What Mauritius Commercial Bank is saying

On the sidelines of the Africa CEO Forum in Abidjan, Thierry Hebraud, head of corporate and institutional banking, told Reuters that the pandemic had stalled plans for the Nigeria branch, but that it was now in the final stages of central bank approval.

  • Today, more than 50% of our balance sheet is outside Mauritius, and the major part is in Africa,” he said. “I believe within the next couple of months, we will be operating the new representative office in Nigeria.”
  • Hebraud said the bank is now focused on structured finance in the upstream and downstream oil and gas industry and the oil trade, and was looking to expand into renewables and mining.
  • Till now, it has handled deals from its Port Louis headquarters, such as the acquisition by Seplat and Sahara Oil of assets put on sale by international oil firms.
  • “We believe we’ll continue to grow in the oil and gas sector, but at a slower pace. We’ll definitely grow in the energy and infrastructure,” he said.
  • Hebraud said banks needed to support Africa’s oil and gas industry to provide the energy for the continent to grow, even though climate change was driving a shift from fossil fuels.
  • “Imagine all banks withdraw from this sector, you’ll shut down the electricity of half the continent,” he said.

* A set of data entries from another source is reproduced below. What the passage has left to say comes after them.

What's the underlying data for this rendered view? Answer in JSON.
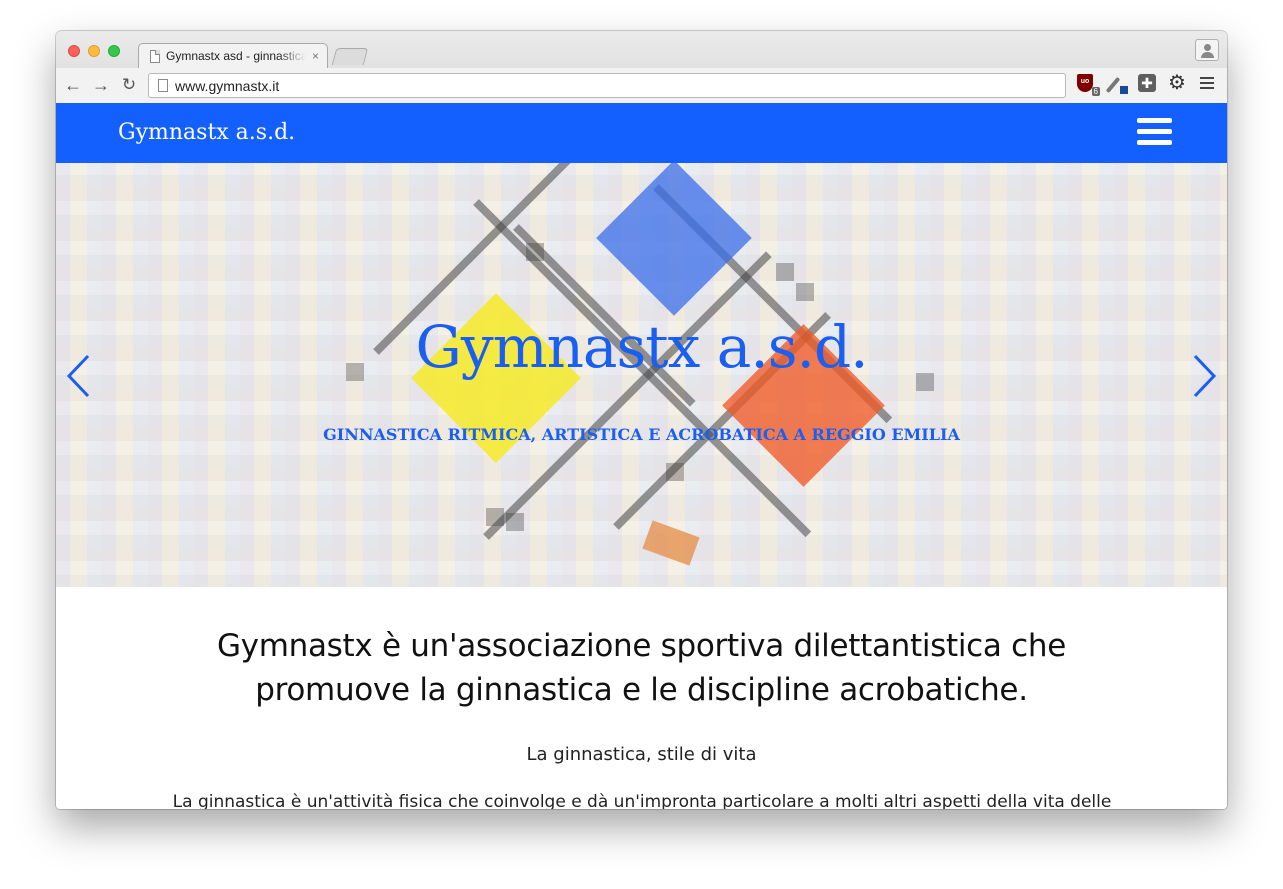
{
  "browser": {
    "tab_title": "Gymnastx asd - ginnastica",
    "tab_close": "×",
    "url": "www.gymnastx.it",
    "ublock_label": "uo",
    "ublock_badge": "6",
    "nav": {
      "back": "←",
      "forward": "→",
      "reload": "↻"
    },
    "icons": [
      "page-icon",
      "ublock-icon",
      "color-picker-icon",
      "extension-icon",
      "gear-icon",
      "menu-icon",
      "profile-icon"
    ]
  },
  "site": {
    "brand": "Gymnastx a.s.d.",
    "accent_color": "#1360ff"
  },
  "hero": {
    "title": "Gymnastx a.s.d.",
    "subtitle": "GINNASTICA RITMICA, ARTISTICA E ACROBATICA A REGGIO EMILIA",
    "title_color": "#1a5ff0"
  },
  "content": {
    "lead_line1": "Gymnastx è un'associazione sportiva dilettantistica che",
    "lead_line2": "promuove la ginnastica e le discipline acrobatiche.",
    "subhead": "La ginnastica, stile di vita",
    "paragraph": "La ginnastica è un'attività fisica che coinvolge e dà un'impronta particolare a molti altri aspetti della vita delle"
  }
}
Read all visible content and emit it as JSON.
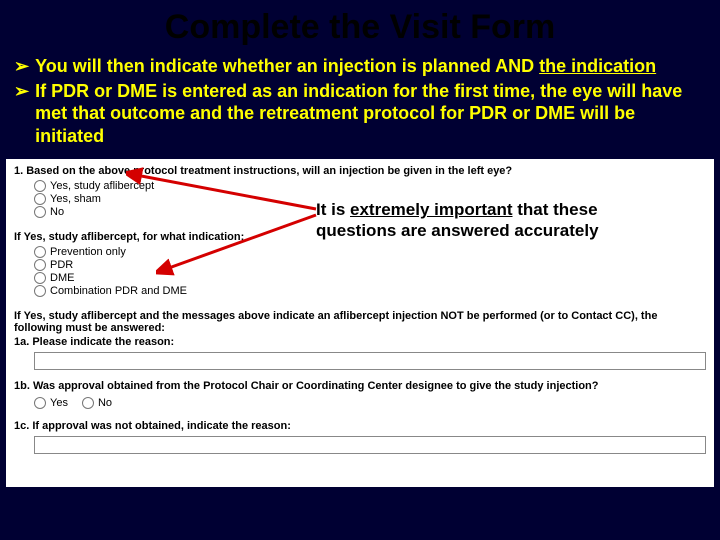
{
  "title": "Complete the Visit Form",
  "bullets": [
    {
      "pre": "You will then indicate whether an injection is planned AND ",
      "u": "the indication",
      "post": ""
    },
    {
      "pre": "If PDR or DME is entered as an indication for the first time, the eye will have met that outcome and the retreatment protocol  for PDR or DME will be initiated",
      "u": "",
      "post": ""
    }
  ],
  "callout": {
    "pre": "It is ",
    "u": "extremely important",
    "post": " that these questions are answered accurately"
  },
  "form": {
    "q1": "1. Based on the above protocol treatment instructions, will an injection be given in the left eye?",
    "q1_opts": [
      "Yes, study aflibercept",
      "Yes, sham",
      "No"
    ],
    "sub_if_yes": "If Yes, study aflibercept, for what indication:",
    "ind_opts": [
      "Prevention only",
      "PDR",
      "DME",
      "Combination PDR and DME"
    ],
    "q_ifnot": "If Yes, study aflibercept and the messages above indicate an aflibercept injection NOT be performed (or to Contact CC), the following must be answered:",
    "q1a": "1a. Please indicate the reason:",
    "q1b": "1b. Was approval obtained from the Protocol Chair or Coordinating Center designee to give the study injection?",
    "q1b_opts": [
      "Yes",
      "No"
    ],
    "q1c": "1c. If approval was not obtained, indicate the reason:"
  }
}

The Nigeria office would eventually cover Ghana, a neighbouring West African oil producer which also exports cocoa and mines gold, Hebraud said.